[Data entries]
#####

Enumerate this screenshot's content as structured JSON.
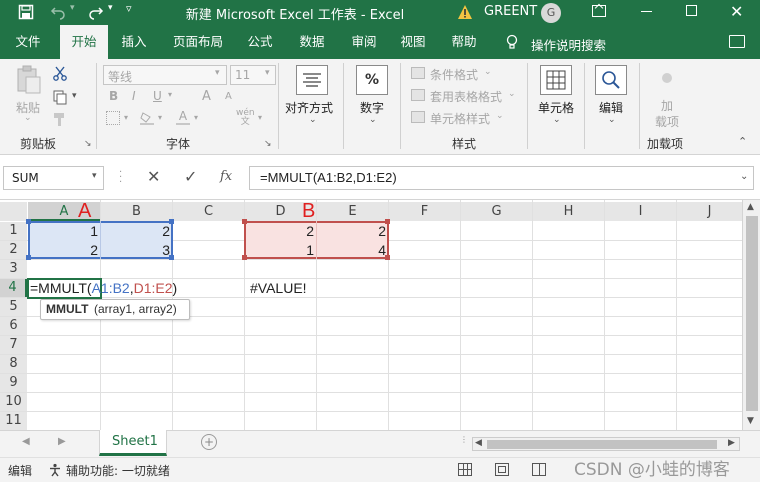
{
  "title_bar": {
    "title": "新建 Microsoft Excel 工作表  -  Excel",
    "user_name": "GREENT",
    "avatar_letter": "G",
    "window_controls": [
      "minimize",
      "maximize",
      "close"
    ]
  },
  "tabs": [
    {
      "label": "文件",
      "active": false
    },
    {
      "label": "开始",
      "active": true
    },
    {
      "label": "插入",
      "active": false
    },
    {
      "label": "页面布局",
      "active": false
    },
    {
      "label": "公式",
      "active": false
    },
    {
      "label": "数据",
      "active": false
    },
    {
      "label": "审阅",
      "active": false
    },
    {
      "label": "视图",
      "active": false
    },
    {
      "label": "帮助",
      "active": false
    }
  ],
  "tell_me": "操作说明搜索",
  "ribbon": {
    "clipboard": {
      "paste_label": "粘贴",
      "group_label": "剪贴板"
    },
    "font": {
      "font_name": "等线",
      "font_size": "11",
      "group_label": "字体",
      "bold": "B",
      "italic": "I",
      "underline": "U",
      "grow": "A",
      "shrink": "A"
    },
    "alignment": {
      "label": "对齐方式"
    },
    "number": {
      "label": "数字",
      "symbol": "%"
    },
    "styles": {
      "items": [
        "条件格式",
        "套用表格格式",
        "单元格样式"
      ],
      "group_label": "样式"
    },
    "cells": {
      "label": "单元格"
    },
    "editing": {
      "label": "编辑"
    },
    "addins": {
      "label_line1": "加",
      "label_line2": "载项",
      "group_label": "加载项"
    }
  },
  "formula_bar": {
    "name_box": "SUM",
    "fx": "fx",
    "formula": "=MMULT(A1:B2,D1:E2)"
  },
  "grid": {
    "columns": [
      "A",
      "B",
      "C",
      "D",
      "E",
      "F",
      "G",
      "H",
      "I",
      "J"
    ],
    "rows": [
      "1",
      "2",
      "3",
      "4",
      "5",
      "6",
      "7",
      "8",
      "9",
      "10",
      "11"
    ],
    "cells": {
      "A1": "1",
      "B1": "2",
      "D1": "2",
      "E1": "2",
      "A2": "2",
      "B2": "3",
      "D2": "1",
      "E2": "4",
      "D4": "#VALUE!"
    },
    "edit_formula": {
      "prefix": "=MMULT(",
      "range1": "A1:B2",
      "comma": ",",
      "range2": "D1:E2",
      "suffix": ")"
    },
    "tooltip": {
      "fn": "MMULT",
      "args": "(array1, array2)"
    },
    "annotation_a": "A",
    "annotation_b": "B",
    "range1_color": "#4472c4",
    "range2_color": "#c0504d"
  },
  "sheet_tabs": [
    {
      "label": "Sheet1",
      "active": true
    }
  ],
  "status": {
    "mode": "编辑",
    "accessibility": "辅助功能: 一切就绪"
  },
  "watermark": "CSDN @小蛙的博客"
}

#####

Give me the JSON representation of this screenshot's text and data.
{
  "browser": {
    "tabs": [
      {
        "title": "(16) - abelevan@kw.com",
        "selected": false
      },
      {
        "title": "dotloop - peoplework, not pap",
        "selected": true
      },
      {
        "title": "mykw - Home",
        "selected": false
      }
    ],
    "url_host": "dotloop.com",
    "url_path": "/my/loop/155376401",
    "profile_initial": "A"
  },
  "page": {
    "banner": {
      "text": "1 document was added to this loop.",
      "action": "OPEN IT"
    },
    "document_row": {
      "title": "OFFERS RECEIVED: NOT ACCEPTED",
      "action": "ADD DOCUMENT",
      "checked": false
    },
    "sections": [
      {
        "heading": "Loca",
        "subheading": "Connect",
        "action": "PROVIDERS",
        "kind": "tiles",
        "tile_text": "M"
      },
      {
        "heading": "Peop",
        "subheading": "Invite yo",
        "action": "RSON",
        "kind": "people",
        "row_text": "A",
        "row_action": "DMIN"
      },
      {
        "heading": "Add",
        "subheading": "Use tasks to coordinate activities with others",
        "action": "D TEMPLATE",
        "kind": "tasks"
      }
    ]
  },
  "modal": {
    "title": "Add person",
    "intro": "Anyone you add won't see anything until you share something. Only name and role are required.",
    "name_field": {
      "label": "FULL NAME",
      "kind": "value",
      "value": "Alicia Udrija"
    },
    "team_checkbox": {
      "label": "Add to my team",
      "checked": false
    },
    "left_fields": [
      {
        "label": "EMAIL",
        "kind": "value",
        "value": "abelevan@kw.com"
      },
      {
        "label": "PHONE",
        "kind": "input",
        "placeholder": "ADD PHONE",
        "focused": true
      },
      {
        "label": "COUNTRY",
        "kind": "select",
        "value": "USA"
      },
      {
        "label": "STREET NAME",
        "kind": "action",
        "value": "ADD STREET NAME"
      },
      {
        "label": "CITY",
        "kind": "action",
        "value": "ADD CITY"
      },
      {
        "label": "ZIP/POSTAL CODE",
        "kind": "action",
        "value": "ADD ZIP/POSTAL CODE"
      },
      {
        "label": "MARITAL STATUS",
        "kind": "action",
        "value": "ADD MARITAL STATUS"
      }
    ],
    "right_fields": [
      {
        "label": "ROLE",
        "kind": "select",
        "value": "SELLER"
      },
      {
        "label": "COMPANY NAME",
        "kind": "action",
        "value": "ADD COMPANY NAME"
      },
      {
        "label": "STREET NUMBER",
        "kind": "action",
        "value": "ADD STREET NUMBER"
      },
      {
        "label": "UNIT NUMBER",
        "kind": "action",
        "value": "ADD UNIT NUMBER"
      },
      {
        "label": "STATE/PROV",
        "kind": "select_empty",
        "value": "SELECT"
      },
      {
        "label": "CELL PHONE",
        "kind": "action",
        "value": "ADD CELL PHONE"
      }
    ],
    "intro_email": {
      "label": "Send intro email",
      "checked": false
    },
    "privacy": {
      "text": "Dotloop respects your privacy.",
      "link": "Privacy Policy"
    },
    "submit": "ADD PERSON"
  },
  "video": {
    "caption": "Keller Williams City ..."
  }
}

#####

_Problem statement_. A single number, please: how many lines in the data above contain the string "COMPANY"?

_Response to the exercise_. 2